Karamat Ali of PILER said since 1971 the situation of the people living in both the sides of Pakistan and India have been in trouble, especially the fishermen who are being victimized by the neighbouring governments to keep their political rivalry intact. In Pakistan there is no voice of the common people. Those associated with trade unions do not have stronger voice to protect their rights. There are the issues facing minority people and women in the society, he added. “If we all want to end terrorism, extremism we should come forward and fight together.
Faisal Siddiqi, advocate talking about the public interest litigation PIL situation in Pakistan said people are tired to filing petitions to resolve their issues. He said seeds of PIL were sown in 1972. Darshan Masih case was the first public interest litigation case in Pakistan. Talking about the judicial activism, he said when Martial law was imposed in 1977 the entire judiciary kept silent till 1988. Similarly, in 1999 when Musharraf took over the judiciary was divided.

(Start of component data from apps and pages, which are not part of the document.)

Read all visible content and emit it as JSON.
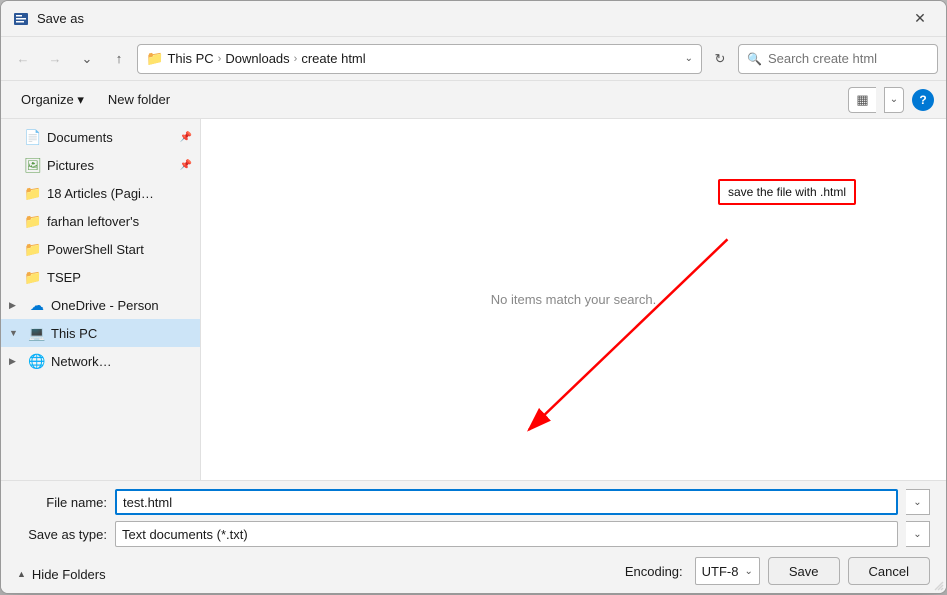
{
  "titleBar": {
    "title": "Save as",
    "closeLabel": "✕"
  },
  "addressBar": {
    "path": [
      "This PC",
      "Downloads",
      "create html"
    ],
    "searchPlaceholder": "Search create html",
    "refreshIcon": "↻",
    "chevronIcon": "∨"
  },
  "navButtons": {
    "backDisabled": true,
    "forwardDisabled": true,
    "upIcon": "↑"
  },
  "toolbar": {
    "organizeLabel": "Organize ▾",
    "newFolderLabel": "New folder",
    "viewIcon": "▦",
    "helpLabel": "?"
  },
  "sidebar": {
    "items": [
      {
        "id": "documents",
        "label": "Documents",
        "icon": "📄",
        "type": "pinned",
        "indent": 1
      },
      {
        "id": "pictures",
        "label": "Pictures",
        "icon": "🖼",
        "type": "pinned",
        "indent": 1
      },
      {
        "id": "18articles",
        "label": "18 Articles (Pagi…",
        "icon": "📁",
        "type": "folder",
        "indent": 1
      },
      {
        "id": "farhan",
        "label": "farhan leftover's",
        "icon": "📁",
        "type": "folder",
        "indent": 1
      },
      {
        "id": "powershell",
        "label": "PowerShell Start",
        "icon": "📁",
        "type": "folder",
        "indent": 1
      },
      {
        "id": "tsep",
        "label": "TSEP",
        "icon": "📁",
        "type": "folder",
        "indent": 1
      },
      {
        "id": "onedrive",
        "label": "OneDrive - Person",
        "icon": "☁",
        "type": "tree",
        "expanded": false
      },
      {
        "id": "thispc",
        "label": "This PC",
        "icon": "💻",
        "type": "tree",
        "expanded": true,
        "selected": true
      },
      {
        "id": "network",
        "label": "Network…",
        "icon": "🌐",
        "type": "tree",
        "expanded": false
      }
    ]
  },
  "mainPanel": {
    "noItemsText": "No items match your search."
  },
  "annotation": {
    "text": "save the file with .html"
  },
  "bottomArea": {
    "fileNameLabel": "File name:",
    "fileNameValue": "test.html",
    "saveTypeLabel": "Save as type:",
    "saveTypeValue": "Text documents (*.txt)",
    "encodingLabel": "Encoding:",
    "encodingValue": "UTF-8",
    "saveLabel": "Save",
    "cancelLabel": "Cancel",
    "hideFoldersLabel": "Hide Folders",
    "hideFoldersChevron": "▲"
  }
}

But the citizens’ mobilization came to surface in 2007. There was massive growth of the media after 2007. Gradually, the change came to surface in public interest litigations.
He said the law might be a part of solution of the peoples basic problem. Pro labour judges are described as anti-industry judges. Judges cannot implement their judgments because it is the responsibility of state to implement the orders. For example, Karachi violence case and Balochistan case, the judiciary passed order but the state did not implement.
Tradeunionist Nasir Mansoor, Javed Qazi Advocate, PPP leader Taj Haider, Zulfiqar Halepoto human rights activist and others spoke. Pakistan Fisherfolk Forum PFF Chairperson Mohammed Ali Shah gave a presentation on the prisoners’ issue.